In a statement issued yesterday, Soyinka warned that the bill, if passed into law, would hand the president “absolute control over the nation’s entire water resources, both over and underground.
“A roundly condemned project, blasted out of sight by public outrage one or two years ago, is being exhumed and sneaked back into service by none other than a failed government, and with the consent of a body of people, supposedly elected to serve as custodians of the rights, freedoms and existential exigencies of millions,” Soyinka said in the statement titled MLK’s Mighty Stream of Righteosuness,’ in reference to the late Martin Luther King’s ‘I have a dream’ speech.
The Premium Times reported that the bill, which failed to get a concurrent passage by both Houses in the Eighth Assembly, has passed second reading in the House of Representatives and has been referred to a House committee.

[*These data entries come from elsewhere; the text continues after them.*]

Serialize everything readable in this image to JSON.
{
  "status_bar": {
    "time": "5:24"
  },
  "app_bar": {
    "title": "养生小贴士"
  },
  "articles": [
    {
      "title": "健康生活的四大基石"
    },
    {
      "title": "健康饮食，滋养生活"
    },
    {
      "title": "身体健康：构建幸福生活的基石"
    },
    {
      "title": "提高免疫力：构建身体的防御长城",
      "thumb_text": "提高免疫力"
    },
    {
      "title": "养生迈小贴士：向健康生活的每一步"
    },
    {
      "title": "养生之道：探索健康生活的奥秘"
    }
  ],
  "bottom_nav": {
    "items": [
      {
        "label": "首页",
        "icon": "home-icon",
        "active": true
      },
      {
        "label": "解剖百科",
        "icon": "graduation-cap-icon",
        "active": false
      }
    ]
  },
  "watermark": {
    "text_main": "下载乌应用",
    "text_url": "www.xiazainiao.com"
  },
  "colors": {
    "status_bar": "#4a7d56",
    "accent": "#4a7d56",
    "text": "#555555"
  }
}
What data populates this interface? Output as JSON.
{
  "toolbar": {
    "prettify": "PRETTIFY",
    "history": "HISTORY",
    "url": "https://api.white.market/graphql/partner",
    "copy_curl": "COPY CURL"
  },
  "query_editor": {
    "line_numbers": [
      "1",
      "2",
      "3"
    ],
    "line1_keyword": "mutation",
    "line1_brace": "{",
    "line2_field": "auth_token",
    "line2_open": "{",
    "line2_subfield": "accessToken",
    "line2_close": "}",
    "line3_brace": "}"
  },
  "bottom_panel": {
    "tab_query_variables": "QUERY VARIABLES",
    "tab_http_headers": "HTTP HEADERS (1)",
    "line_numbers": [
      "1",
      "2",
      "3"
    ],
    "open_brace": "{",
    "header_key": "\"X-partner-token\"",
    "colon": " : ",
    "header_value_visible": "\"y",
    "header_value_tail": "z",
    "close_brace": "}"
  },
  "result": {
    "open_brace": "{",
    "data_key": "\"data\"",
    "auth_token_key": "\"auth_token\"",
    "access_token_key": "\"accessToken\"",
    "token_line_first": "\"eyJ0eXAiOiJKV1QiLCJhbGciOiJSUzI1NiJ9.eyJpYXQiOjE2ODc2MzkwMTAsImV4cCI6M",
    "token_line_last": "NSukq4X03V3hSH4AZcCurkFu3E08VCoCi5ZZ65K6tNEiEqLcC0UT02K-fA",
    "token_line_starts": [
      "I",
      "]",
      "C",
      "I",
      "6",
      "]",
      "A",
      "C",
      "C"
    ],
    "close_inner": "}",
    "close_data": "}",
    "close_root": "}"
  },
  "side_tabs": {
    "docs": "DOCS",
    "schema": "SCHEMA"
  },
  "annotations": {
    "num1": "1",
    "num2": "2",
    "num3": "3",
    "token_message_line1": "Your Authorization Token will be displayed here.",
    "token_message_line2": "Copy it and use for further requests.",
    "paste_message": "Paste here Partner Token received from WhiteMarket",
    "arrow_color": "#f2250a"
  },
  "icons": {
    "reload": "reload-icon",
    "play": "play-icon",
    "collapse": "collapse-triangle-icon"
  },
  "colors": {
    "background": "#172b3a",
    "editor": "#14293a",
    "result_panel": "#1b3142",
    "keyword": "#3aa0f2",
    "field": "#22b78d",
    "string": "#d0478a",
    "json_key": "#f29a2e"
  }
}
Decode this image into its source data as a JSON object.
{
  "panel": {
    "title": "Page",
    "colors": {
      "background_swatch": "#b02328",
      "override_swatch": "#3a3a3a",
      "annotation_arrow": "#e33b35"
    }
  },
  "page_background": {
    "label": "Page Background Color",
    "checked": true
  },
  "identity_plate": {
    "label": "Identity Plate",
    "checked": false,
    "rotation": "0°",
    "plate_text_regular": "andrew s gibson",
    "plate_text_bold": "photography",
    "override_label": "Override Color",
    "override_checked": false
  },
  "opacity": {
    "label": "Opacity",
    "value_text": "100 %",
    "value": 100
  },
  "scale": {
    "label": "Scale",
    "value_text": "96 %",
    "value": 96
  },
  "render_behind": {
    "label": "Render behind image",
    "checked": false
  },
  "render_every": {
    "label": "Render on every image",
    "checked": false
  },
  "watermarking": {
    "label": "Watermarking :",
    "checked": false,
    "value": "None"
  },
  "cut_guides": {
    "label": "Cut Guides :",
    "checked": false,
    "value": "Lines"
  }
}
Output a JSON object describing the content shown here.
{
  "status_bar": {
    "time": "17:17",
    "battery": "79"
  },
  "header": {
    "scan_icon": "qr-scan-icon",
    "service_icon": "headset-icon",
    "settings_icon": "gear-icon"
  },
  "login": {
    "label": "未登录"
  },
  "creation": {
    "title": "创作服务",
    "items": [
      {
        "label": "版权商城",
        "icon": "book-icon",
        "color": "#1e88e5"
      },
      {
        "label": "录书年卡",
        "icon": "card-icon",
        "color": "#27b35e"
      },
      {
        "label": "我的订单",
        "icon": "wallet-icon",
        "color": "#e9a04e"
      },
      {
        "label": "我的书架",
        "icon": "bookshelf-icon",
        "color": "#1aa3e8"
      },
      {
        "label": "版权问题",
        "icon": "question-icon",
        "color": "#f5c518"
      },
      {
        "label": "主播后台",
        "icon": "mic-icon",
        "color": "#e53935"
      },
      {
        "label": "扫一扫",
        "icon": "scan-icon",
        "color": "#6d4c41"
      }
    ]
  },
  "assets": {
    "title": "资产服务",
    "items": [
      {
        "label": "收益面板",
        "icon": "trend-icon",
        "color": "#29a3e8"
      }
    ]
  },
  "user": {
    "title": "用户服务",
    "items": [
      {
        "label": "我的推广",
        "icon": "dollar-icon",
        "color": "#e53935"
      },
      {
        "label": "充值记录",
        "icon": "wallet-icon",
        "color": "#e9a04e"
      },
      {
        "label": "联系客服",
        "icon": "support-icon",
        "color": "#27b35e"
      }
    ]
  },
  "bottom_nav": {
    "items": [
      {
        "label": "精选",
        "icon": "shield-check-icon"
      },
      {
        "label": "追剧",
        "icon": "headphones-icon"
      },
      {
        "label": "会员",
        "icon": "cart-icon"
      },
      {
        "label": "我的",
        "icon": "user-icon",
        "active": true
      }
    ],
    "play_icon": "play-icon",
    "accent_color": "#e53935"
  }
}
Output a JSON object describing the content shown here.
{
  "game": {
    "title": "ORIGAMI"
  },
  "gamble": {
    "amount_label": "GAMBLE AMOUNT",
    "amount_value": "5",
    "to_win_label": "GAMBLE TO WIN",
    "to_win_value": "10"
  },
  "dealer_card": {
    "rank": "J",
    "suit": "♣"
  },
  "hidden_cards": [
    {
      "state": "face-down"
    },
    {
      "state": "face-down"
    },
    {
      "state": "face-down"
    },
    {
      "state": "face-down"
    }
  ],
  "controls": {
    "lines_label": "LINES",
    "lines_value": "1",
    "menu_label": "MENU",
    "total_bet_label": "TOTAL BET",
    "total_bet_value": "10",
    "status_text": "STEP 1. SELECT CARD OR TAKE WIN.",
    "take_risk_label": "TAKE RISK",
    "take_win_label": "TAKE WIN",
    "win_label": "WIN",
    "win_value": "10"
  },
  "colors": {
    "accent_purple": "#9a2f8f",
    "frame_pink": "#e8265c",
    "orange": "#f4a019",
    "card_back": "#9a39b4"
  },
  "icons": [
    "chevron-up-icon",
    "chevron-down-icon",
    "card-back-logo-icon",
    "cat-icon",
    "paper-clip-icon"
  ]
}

The leaders of the southern Nigeria had kicked against the bill, alleging that it is ploy by federal government to hand over the waters and river banks to the killer-herdsman and the earlier attempts to annex their ancestral lands through RUGA programme failed.
Civil society groups had also argued that the bill would breach Nigerians the right to water.
The Nobel laureate said it is time to move beyond denunciations and embark on practical responses for the bill’s “formal deactivation and permanent internment.”
“Let all retain in their minds that, from the same source that preached the ‘streams of righteousness’ is encountered the promise of ‘no more floods, the fire next time.’
“In any case, let the promulgators of this obscenity, high and low, understand that the placid waters they think to control unjustly and grotesquely, will turn to be Martin Luther King’s ‘mighty stream of righteousness’ that will overwhelm and sweep them off their complacent, and increasingly loathsome sectarian, conspiratorial heights.
“One polluted stream of human existence compounds the next. A violation here joins forces with its tributary of resentment there yonder, all seemingly unconnected. Martin Luther King’s streams of righteousness turn into a mighty torrent of repulse that overwhelms the perpetrators but, alas, takes down much else as collateral, irreparable damage.
“That is the only cause for regret and – restraint. Hence our duty to position that anguished question frontally, and call the world to witness our open propagation of that challenge: Do future lives matter?
“Let Buhari and his myrmidons ponder that question in the deepest recesses of their hearts and minds. They should not bequeath to future generations the harvest of the grapes of wrath,” Soyinka added.